Although I was aware – prior to visiting the Bowers Museum – that the focus of the exhibit “Masters of Adornment: The Miao People of China” would be on the ethnic group’s silver jewelry and textiles, I was nonetheless hoping to see some adorned teaware since tea culture has prevailed for centuries in the region.  However, there was not a tea cup in sight.

With a population of nearly nine million (based on the Year 2000 Census), the Miao people form China’s fifth largest ethnic group.  The main character in Clint Eastwood’s movie Gran Torino is a Lao Hmong – a subgroup of the Miao ethnicity.  Popular fiction of the “martial arts and chivalry” genre often portrays Miao characters in exquisite costumes and endowed with exotic beauty and extraordinary skills; some practice black magic, specializing in the concoction of the ever-fascinating “gu” – a venom-based poison.

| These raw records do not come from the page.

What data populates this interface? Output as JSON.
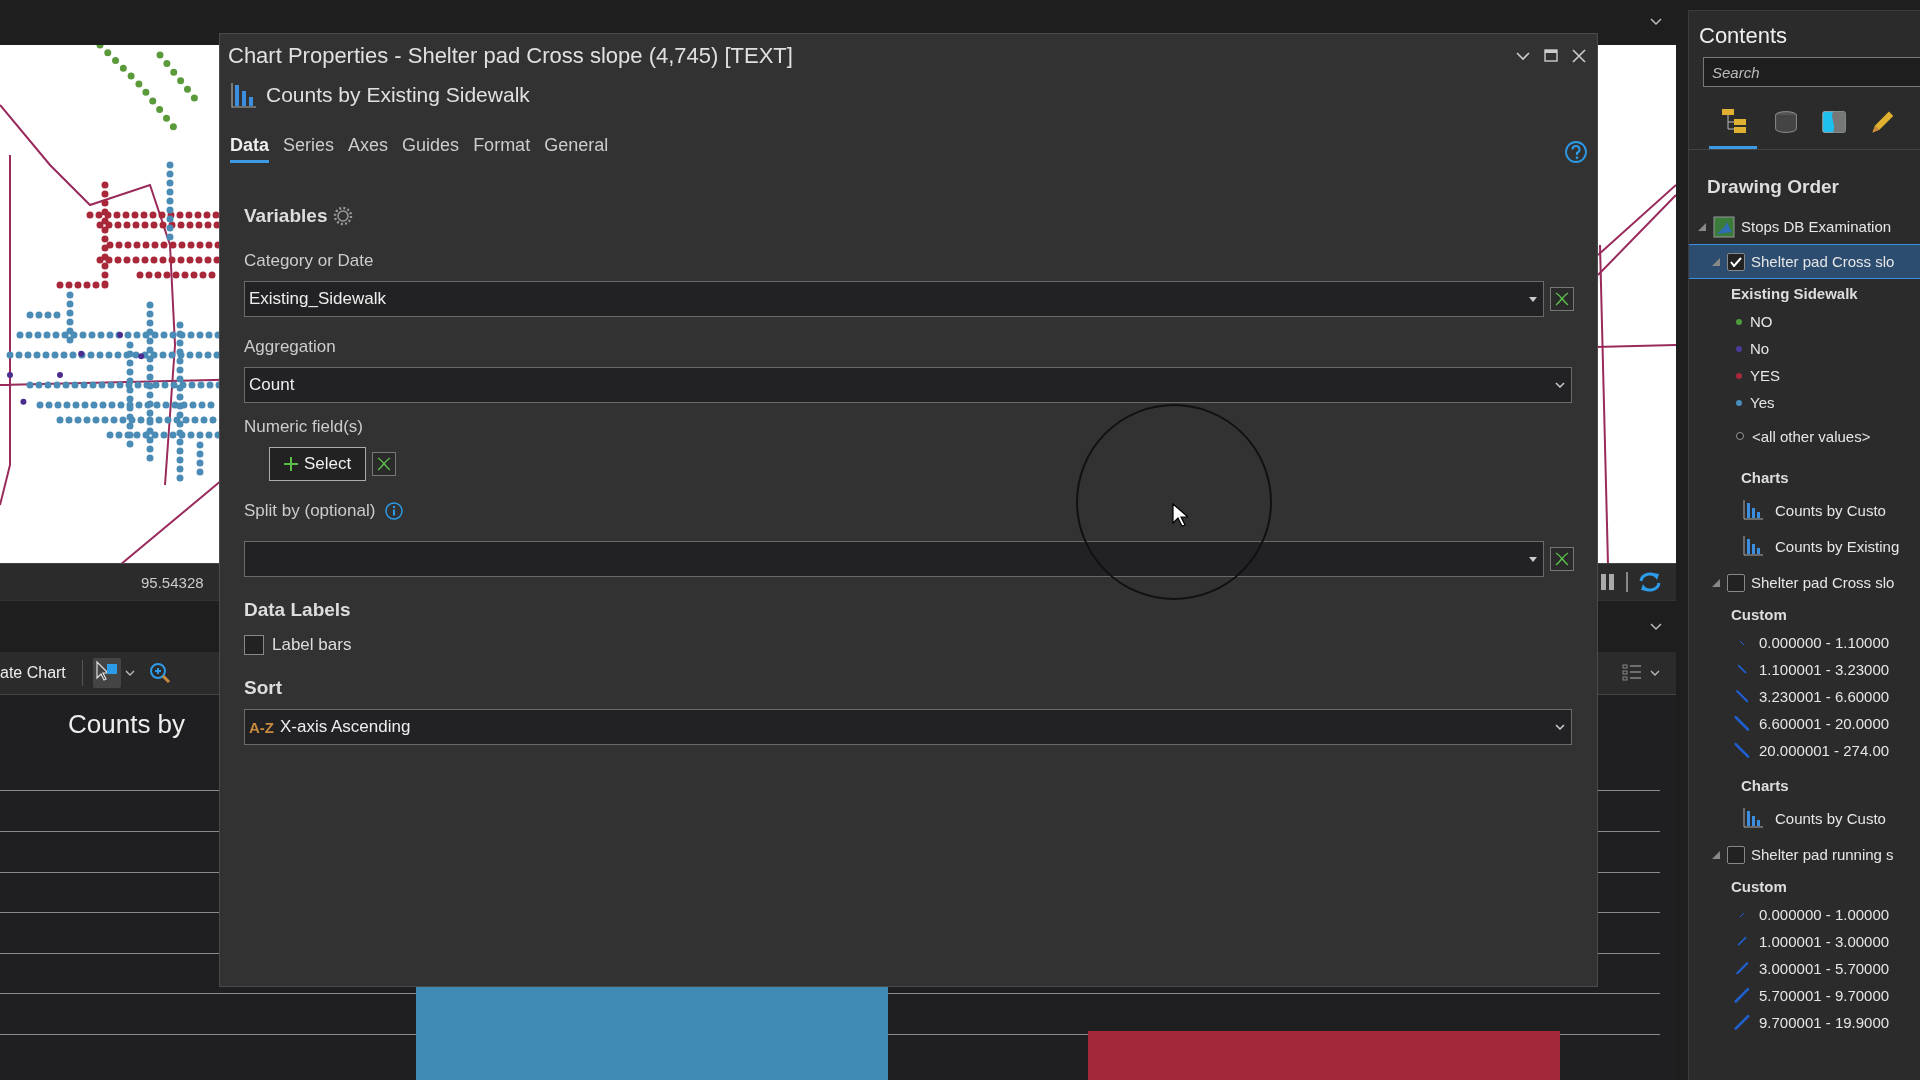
{
  "app": {
    "status_reading": "95.54328",
    "chart_pane": {
      "toolbar_label": "ate Chart",
      "chart_title": "Counts by"
    }
  },
  "dialog": {
    "title": "Chart Properties - Shelter pad Cross slope (4,745) [TEXT]",
    "chart_name": "Counts by Existing Sidewalk",
    "tabs": [
      {
        "label": "Data",
        "selected": true
      },
      {
        "label": "Series",
        "selected": false
      },
      {
        "label": "Axes",
        "selected": false
      },
      {
        "label": "Guides",
        "selected": false
      },
      {
        "label": "Format",
        "selected": false
      },
      {
        "label": "General",
        "selected": false
      }
    ],
    "variables": {
      "heading": "Variables",
      "fields": [
        {
          "kind": "dropdown",
          "label": "Category or Date",
          "value": "Existing_Sidewalk",
          "clearable": true,
          "info": false
        },
        {
          "kind": "dropdown",
          "label": "Aggregation",
          "value": "Count",
          "clearable": false,
          "info": false
        },
        {
          "kind": "select",
          "label": "Numeric field(s)",
          "button": "Select",
          "clearable": true,
          "info": false
        },
        {
          "kind": "dropdown",
          "label": "Split by (optional)",
          "clearable": true,
          "info": true
        }
      ]
    },
    "data_labels": {
      "heading": "Data Labels",
      "checkbox": {
        "label": "Label bars",
        "checked": false
      }
    },
    "sort": {
      "heading": "Sort",
      "icon_text": "A-Z",
      "value": "X-axis Ascending"
    }
  },
  "contents": {
    "title": "Contents",
    "search": {
      "placeholder": "Search"
    },
    "tabs": [
      {
        "kind": "drawing-order",
        "selected": true
      },
      {
        "kind": "source",
        "selected": false
      },
      {
        "kind": "map",
        "selected": false
      },
      {
        "kind": "editing",
        "selected": false
      }
    ],
    "heading": "Drawing Order",
    "tree": [
      {
        "label": "Stops DB Examination",
        "expanded": true,
        "children": [
          {
            "label": "Shelter pad Cross slo",
            "checked": true,
            "selected": true,
            "expanded": true,
            "legend": {
              "heading": "Existing Sidewalk",
              "items": [
                {
                  "label": "NO",
                  "kind": "point",
                  "color": "#4f9a3c"
                },
                {
                  "label": "No",
                  "kind": "point",
                  "color": "#4b3a9a"
                },
                {
                  "label": "YES",
                  "kind": "point",
                  "color": "#a8283a"
                },
                {
                  "label": "Yes",
                  "kind": "point",
                  "color": "#4a8ec0"
                },
                {
                  "label": "<all other values>",
                  "kind": "point",
                  "color": "#1e1e1e"
                }
              ]
            },
            "charts": {
              "heading": "Charts",
              "items": [
                "Counts by Custo",
                "Counts by Existing"
              ]
            }
          },
          {
            "label": "Shelter pad Cross slo",
            "checked": false,
            "selected": false,
            "expanded": true,
            "legend": {
              "heading": "Custom",
              "items": [
                {
                  "label": "0.000000 - 1.10000",
                  "kind": "line-down"
                },
                {
                  "label": "1.100001 - 3.23000",
                  "kind": "line-down"
                },
                {
                  "label": "3.230001 - 6.60000",
                  "kind": "line-down"
                },
                {
                  "label": "6.600001 - 20.0000",
                  "kind": "line-down"
                },
                {
                  "label": "20.000001 - 274.00",
                  "kind": "line-down"
                }
              ]
            },
            "charts": {
              "heading": "Charts",
              "items": [
                "Counts by Custo"
              ]
            }
          },
          {
            "label": "Shelter pad running s",
            "checked": false,
            "selected": false,
            "expanded": true,
            "legend": {
              "heading": "Custom",
              "items": [
                {
                  "label": "0.000000 - 1.00000",
                  "kind": "line-up"
                },
                {
                  "label": "1.000001 - 3.00000",
                  "kind": "line-up"
                },
                {
                  "label": "3.000001 - 5.70000",
                  "kind": "line-up"
                },
                {
                  "label": "5.700001 - 9.70000",
                  "kind": "line-up"
                },
                {
                  "label": "9.700001 - 19.9000",
                  "kind": "line-up"
                }
              ]
            }
          }
        ]
      }
    ]
  }
}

In 1982, Duyun Mao Jian tea, a green tea produced in Duyun – the capital of Qiannan Buyei and Miao Autonomous Prefecture in Guizhou Province – was selected as one of the Top 10 teas in China and has retained the honor ever since.  An even earlier recognition was bestowed at the Panama-Pacific International Exposition in San Francisco in 1915!

The inclusion of “Duyun” in the name seems a standard practice in Asia, but why “Mao Jian?”  Not all tea names can be conveniently translated and labeled with a catchy moniker like “Oriental Beauty Oolong.”  In addition to Duyun Mao Jian, there is the celebrated Xinyang Mao Jian, so Mao Jian is really an established tea variety.  Some say Chairman Mao granted this tea its current name in 1956, and one can’t help noticing the incorporation of his own last name, “Mao,” which literally means hairy.  Perhaps he did name it so because of the variety’s hairy leaf bud.  On the other hand, one would not be surprised if it was another act by a dictator inflicted with narcissistic personality disorder.   How did Xinyang Mao Jian get its name?  Was it also renamed during Mao’s reign?

If the new name was not given until 1956, then what was the tea called at the 1915 Expo?  It was probably called the Fish Hook Tea, just one of the few known old names.